Scan the entries below for "JSON" and copy each line that holds it.

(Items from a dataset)
===
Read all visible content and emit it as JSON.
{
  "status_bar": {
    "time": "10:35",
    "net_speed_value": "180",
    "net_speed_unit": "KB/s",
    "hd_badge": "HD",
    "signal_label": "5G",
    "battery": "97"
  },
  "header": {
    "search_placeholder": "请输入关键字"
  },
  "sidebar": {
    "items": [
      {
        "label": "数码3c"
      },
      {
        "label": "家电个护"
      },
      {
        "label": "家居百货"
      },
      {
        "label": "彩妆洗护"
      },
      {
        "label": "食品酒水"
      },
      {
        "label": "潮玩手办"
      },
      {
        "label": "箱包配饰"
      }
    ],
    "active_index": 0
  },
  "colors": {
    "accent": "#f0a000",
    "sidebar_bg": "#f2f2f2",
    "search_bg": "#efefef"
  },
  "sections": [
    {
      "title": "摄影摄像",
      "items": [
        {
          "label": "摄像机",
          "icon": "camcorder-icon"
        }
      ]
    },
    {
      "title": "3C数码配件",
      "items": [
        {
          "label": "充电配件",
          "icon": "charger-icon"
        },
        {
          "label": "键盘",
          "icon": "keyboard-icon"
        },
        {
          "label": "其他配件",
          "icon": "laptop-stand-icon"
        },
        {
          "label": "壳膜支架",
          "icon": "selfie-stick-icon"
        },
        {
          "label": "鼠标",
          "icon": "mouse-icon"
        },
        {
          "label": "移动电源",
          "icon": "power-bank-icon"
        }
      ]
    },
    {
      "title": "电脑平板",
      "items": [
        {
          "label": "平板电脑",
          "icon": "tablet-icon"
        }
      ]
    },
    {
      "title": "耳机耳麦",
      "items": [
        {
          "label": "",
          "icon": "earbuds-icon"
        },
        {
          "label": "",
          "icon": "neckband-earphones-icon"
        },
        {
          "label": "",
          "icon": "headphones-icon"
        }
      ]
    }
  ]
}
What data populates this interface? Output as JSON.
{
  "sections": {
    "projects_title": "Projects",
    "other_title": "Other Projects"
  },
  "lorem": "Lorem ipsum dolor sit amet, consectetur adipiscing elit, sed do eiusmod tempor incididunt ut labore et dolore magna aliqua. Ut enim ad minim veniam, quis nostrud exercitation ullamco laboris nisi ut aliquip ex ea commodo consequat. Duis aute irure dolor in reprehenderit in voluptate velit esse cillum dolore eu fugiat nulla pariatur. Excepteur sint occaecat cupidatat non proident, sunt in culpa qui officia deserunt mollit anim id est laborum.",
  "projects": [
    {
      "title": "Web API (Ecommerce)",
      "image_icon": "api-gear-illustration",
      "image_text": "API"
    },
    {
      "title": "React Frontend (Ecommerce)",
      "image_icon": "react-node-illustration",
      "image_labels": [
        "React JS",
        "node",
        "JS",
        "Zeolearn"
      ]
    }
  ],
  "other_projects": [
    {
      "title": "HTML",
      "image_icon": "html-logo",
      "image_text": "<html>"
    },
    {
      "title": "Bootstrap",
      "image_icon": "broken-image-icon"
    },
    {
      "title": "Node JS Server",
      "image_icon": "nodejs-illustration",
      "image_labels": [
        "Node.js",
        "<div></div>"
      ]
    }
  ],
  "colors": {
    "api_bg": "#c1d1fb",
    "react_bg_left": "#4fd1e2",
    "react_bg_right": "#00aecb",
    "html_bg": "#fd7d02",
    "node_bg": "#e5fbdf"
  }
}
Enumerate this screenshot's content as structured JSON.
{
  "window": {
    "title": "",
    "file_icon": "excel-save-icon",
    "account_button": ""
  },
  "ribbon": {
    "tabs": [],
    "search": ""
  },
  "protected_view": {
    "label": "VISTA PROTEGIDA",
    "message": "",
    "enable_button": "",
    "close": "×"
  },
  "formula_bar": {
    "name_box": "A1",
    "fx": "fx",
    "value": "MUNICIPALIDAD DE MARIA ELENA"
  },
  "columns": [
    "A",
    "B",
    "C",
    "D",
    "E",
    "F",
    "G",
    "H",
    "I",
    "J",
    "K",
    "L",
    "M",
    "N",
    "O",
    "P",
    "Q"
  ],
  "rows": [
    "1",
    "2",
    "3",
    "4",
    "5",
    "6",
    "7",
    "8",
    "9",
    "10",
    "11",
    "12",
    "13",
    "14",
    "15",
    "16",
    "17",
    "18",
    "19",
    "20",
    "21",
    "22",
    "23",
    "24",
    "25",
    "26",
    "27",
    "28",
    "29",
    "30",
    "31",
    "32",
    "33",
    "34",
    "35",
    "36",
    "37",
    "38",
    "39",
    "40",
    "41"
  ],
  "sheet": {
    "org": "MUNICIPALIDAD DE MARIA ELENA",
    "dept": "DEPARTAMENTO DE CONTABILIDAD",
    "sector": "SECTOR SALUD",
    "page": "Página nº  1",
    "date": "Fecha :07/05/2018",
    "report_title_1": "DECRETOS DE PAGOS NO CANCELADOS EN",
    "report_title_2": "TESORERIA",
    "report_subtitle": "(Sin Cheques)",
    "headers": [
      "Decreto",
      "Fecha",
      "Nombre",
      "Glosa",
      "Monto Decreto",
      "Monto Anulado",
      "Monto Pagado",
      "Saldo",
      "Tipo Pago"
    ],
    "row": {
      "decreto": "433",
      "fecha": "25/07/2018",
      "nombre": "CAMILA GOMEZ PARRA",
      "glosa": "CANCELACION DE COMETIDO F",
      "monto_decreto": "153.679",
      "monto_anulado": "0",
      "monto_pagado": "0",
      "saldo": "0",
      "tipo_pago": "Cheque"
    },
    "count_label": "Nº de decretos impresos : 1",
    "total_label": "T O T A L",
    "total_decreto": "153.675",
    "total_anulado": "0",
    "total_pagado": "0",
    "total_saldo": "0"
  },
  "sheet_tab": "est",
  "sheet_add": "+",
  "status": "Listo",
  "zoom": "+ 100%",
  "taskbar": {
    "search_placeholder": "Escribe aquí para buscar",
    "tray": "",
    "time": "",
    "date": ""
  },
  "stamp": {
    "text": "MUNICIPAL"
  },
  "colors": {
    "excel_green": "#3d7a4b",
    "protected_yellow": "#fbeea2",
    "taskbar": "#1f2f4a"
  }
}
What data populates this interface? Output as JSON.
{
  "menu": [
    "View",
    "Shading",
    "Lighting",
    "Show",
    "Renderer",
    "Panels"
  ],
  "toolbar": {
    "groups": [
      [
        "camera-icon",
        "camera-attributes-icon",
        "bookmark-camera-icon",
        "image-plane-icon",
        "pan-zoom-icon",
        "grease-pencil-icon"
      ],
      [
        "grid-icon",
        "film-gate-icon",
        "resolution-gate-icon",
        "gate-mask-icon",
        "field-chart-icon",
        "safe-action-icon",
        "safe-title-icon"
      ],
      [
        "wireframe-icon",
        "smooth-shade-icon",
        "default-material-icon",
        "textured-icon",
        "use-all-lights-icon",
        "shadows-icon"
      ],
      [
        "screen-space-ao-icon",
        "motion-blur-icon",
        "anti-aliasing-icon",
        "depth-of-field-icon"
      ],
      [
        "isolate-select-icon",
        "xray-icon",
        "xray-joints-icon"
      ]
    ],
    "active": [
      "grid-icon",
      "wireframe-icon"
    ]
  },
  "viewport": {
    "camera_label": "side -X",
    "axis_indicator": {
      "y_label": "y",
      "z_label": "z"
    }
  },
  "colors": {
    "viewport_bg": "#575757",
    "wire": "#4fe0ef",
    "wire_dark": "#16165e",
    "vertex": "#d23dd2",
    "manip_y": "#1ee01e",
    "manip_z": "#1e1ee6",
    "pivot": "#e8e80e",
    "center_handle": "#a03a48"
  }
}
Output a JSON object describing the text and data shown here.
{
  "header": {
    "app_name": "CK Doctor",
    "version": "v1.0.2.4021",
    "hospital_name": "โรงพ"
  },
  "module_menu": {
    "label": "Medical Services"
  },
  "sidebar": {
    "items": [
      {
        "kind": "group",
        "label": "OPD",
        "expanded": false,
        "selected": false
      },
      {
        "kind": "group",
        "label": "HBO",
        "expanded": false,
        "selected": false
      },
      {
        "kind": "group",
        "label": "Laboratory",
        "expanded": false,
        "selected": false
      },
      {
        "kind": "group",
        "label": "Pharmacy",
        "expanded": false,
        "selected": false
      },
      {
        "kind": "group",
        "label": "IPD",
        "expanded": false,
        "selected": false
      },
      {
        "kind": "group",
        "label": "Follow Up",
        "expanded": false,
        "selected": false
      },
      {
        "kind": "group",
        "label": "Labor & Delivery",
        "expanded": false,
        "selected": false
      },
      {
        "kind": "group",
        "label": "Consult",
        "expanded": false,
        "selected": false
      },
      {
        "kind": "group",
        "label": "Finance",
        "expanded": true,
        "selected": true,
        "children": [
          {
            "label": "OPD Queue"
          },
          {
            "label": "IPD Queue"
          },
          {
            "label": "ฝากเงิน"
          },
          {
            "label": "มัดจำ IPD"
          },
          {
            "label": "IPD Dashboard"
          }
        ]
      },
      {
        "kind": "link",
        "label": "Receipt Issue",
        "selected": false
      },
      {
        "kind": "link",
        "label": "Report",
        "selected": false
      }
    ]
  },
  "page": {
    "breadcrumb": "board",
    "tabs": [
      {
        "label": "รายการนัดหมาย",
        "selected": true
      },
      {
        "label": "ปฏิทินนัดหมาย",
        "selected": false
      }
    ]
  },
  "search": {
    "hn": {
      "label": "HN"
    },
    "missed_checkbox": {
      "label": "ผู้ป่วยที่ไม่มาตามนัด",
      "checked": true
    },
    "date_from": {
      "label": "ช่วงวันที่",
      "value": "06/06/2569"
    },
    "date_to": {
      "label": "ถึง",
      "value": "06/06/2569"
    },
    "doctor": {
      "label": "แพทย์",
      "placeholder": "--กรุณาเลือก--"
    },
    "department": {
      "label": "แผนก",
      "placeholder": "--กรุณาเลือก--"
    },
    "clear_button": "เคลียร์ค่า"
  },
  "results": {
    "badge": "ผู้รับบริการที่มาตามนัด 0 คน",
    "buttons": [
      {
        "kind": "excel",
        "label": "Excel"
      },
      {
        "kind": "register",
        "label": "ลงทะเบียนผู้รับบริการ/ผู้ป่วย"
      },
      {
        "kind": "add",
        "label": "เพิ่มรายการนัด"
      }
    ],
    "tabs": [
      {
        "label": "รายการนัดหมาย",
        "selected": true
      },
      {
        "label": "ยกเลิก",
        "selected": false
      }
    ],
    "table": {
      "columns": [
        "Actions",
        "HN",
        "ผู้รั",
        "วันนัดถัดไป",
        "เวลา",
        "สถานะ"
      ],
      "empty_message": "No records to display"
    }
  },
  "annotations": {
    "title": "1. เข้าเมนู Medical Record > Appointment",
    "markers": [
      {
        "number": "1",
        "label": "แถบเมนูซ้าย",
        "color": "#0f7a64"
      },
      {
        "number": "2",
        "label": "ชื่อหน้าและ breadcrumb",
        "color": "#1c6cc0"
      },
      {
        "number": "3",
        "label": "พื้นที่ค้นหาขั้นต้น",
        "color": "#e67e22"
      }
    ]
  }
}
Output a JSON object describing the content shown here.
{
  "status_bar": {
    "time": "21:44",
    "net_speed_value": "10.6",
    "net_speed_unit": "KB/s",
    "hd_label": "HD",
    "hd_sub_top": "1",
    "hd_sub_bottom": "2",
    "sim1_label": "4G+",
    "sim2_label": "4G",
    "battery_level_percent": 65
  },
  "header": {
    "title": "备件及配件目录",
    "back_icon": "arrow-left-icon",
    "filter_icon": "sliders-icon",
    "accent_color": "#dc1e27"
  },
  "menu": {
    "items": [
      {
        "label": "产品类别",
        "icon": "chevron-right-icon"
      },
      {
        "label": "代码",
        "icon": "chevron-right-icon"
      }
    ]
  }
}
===
### Solution below:
Read all visible content and emit it as JSON.
What data populates this interface? Output as JSON.
Enumerate this screenshot's content as structured JSON.
What data populates this interface? Output as JSON.
Output a JSON object describing the text and data shown here.
Output a JSON object describing the content shown here.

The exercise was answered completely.